Leave the images out, and otherwise write out each entry exactly.

Data supplied section start

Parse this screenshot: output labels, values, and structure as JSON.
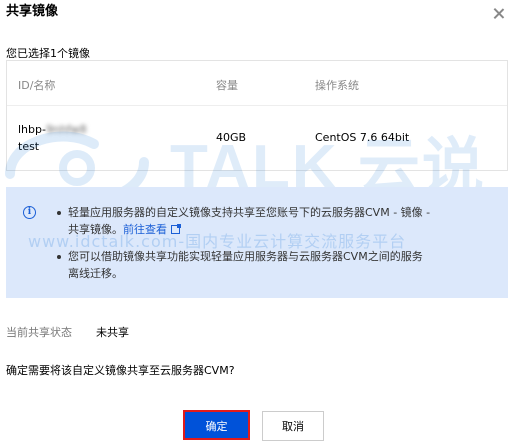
{
  "dialog": {
    "title": "共享镜像",
    "close_icon": "close-icon"
  },
  "selection": {
    "label": "您已选择1个镜像"
  },
  "table": {
    "columns": [
      "ID/名称",
      "容量",
      "操作系统"
    ],
    "rows": [
      {
        "id_prefix": "lhbp-",
        "id_obscured": "9nhfw8",
        "name": "test",
        "capacity": "40GB",
        "os": "CentOS 7.6 64bit"
      }
    ]
  },
  "notice": {
    "icon": "info-icon",
    "item1_text": "轻量应用服务器的自定义镜像支持共享至您账号下的云服务器CVM - 镜像 - 共享镜像。",
    "item1_line1": "轻量应用服务器的自定义镜像支持共享至您账号下的云服务器CVM - 镜像 -",
    "item1_line2": "共享镜像。",
    "item1_link": "前往查看",
    "item2_line1": "您可以借助镜像共享功能实现轻量应用服务器与云服务器CVM之间的服务",
    "item2_line2": "离线迁移。"
  },
  "status": {
    "label": "当前共享状态",
    "value": "未共享"
  },
  "confirm_question": "确定需要将该自定义镜像共享至云服务器CVM?",
  "buttons": {
    "confirm": "确定",
    "cancel": "取消"
  },
  "watermark": {
    "big": "TALK 云说",
    "small": "www.idctalk.com-国内专业云计算交流服务平台"
  },
  "colors": {
    "primary": "#0052d9",
    "notice_bg": "#dce8fb",
    "highlight_border": "#e21b1b"
  }
}
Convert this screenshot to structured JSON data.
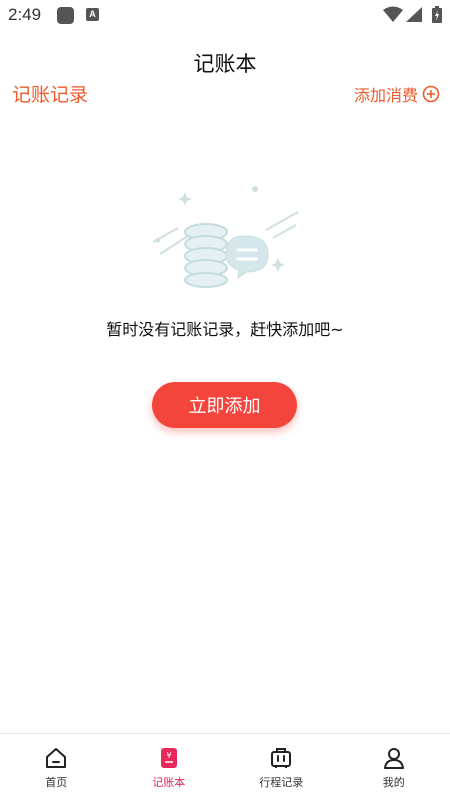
{
  "status_bar": {
    "time": "2:49",
    "icons": [
      "app-icon",
      "a-icon",
      "wifi-icon",
      "signal-icon",
      "battery-icon"
    ]
  },
  "header": {
    "title": "记账本",
    "records_link": "记账记录",
    "add_expense_label": "添加消费",
    "add_expense_icon": "plus-circle-icon"
  },
  "empty_state": {
    "illustration_icon": "coins-chat-icon",
    "message": "暂时没有记账记录，赶快添加吧~",
    "add_button_label": "立即添加"
  },
  "bottom_nav": {
    "items": [
      {
        "label": "首页",
        "icon": "home-icon",
        "active": false
      },
      {
        "label": "记账本",
        "icon": "ledger-icon",
        "active": true
      },
      {
        "label": "行程记录",
        "icon": "luggage-icon",
        "active": false
      },
      {
        "label": "我的",
        "icon": "profile-icon",
        "active": false
      }
    ]
  },
  "colors": {
    "accent": "#f05a2a",
    "button": "#f4453d",
    "active_tab": "#e8275a"
  }
}
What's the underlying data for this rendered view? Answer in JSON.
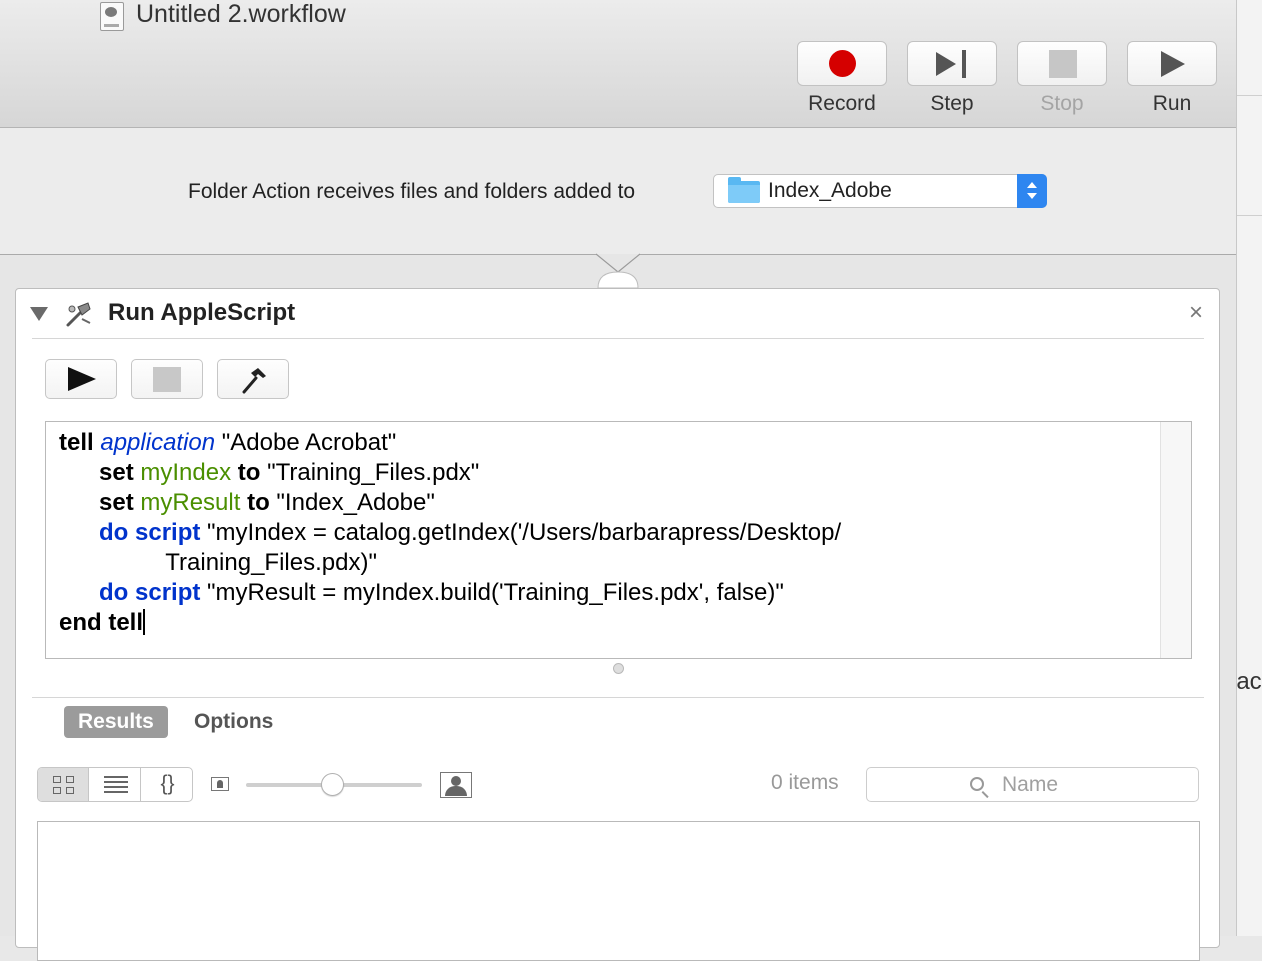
{
  "window": {
    "title": "Untitled 2.workflow"
  },
  "toolbar": {
    "record_label": "Record",
    "step_label": "Step",
    "stop_label": "Stop",
    "run_label": "Run"
  },
  "workflow_input": {
    "label": "Folder Action receives files and folders added to",
    "folder": "Index_Adobe"
  },
  "action": {
    "title": "Run AppleScript",
    "close": "×",
    "script_lines": {
      "l1_tell": "tell",
      "l1_app": "application",
      "l1_str": " \"Adobe Acrobat\"",
      "l2_set": "set",
      "l2_var": "myIndex",
      "l2_to": "to",
      "l2_str": " \"Training_Files.pdx\"",
      "l3_set": "set",
      "l3_var": "myResult",
      "l3_to": "to",
      "l3_str": " \"Index_Adobe\"",
      "l4_do": "do script",
      "l4_str": " \"myIndex = catalog.getIndex('/Users/barbarapress/Desktop/",
      "l5_str": "Training_Files.pdx)\"",
      "l6_do": "do script",
      "l6_str": " \"myResult = myIndex.build('Training_Files.pdx', false)\"",
      "l7_end": "end tell"
    },
    "tabs": {
      "results": "Results",
      "options": "Options"
    },
    "view_json_label": "{}",
    "items_count": "0 items",
    "search_placeholder": "Name"
  },
  "sidebar_fragment": {
    "text": "lac"
  }
}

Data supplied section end

§ **Answer space**:
Parse this screenshot: output labels, values, and structure as JSON.
{
  "dialog": {
    "title": "共享镜像",
    "close_icon": "close-icon"
  },
  "selection": {
    "label": "您已选择1个镜像"
  },
  "table": {
    "columns": [
      "ID/名称",
      "容量",
      "操作系统"
    ],
    "rows": [
      {
        "id_prefix": "lhbp-",
        "id_obscured": "9nhfw8",
        "name": "test",
        "capacity": "40GB",
        "os": "CentOS 7.6 64bit"
      }
    ]
  },
  "notice": {
    "icon": "info-icon",
    "item1_text": "轻量应用服务器的自定义镜像支持共享至您账号下的云服务器CVM - 镜像 - 共享镜像。",
    "item1_line1": "轻量应用服务器的自定义镜像支持共享至您账号下的云服务器CVM - 镜像 -",
    "item1_line2": "共享镜像。",
    "item1_link": "前往查看",
    "item2_line1": "您可以借助镜像共享功能实现轻量应用服务器与云服务器CVM之间的服务",
    "item2_line2": "离线迁移。"
  },
  "status": {
    "label": "当前共享状态",
    "value": "未共享"
  },
  "confirm_question": "确定需要将该自定义镜像共享至云服务器CVM?",
  "buttons": {
    "confirm": "确定",
    "cancel": "取消"
  },
  "watermark": {
    "big": "TALK 云说",
    "small": "www.idctalk.com-国内专业云计算交流服务平台"
  },
  "colors": {
    "primary": "#0052d9",
    "notice_bg": "#dce8fb",
    "highlight_border": "#e21b1b"
  }
}
Convert this screenshot to structured JSON data.
{
  "status_bar": {
    "time": "2:49",
    "icons": [
      "app-icon",
      "a-icon",
      "wifi-icon",
      "signal-icon",
      "battery-icon"
    ]
  },
  "header": {
    "title": "记账本",
    "records_link": "记账记录",
    "add_expense_label": "添加消费",
    "add_expense_icon": "plus-circle-icon"
  },
  "empty_state": {
    "illustration_icon": "coins-chat-icon",
    "message": "暂时没有记账记录，赶快添加吧~",
    "add_button_label": "立即添加"
  },
  "bottom_nav": {
    "items": [
      {
        "label": "首页",
        "icon": "home-icon",
        "active": false
      },
      {
        "label": "记账本",
        "icon": "ledger-icon",
        "active": true
      },
      {
        "label": "行程记录",
        "icon": "luggage-icon",
        "active": false
      },
      {
        "label": "我的",
        "icon": "profile-icon",
        "active": false
      }
    ]
  },
  "colors": {
    "accent": "#f05a2a",
    "button": "#f4453d",
    "active_tab": "#e8275a"
  }
}
What's the underlying data for this rendered view? Answer in JSON.
{
  "window": {
    "title": "Untitled 2.workflow"
  },
  "toolbar": {
    "record_label": "Record",
    "step_label": "Step",
    "stop_label": "Stop",
    "run_label": "Run"
  },
  "workflow_input": {
    "label": "Folder Action receives files and folders added to",
    "folder": "Index_Adobe"
  },
  "action": {
    "title": "Run AppleScript",
    "close": "×",
    "script_lines": {
      "l1_tell": "tell",
      "l1_app": "application",
      "l1_str": " \"Adobe Acrobat\"",
      "l2_set": "set",
      "l2_var": "myIndex",
      "l2_to": "to",
      "l2_str": " \"Training_Files.pdx\"",
      "l3_set": "set",
      "l3_var": "myResult",
      "l3_to": "to",
      "l3_str": " \"Index_Adobe\"",
      "l4_do": "do script",
      "l4_str": " \"myIndex = catalog.getIndex('/Users/barbarapress/Desktop/",
      "l5_str": "Training_Files.pdx)\"",
      "l6_do": "do script",
      "l6_str": " \"myResult = myIndex.build('Training_Files.pdx', false)\"",
      "l7_end": "end tell"
    },
    "tabs": {
      "results": "Results",
      "options": "Options"
    },
    "view_json_label": "{}",
    "items_count": "0 items",
    "search_placeholder": "Name"
  },
  "sidebar_fragment": {
    "text": "lac"
  }
}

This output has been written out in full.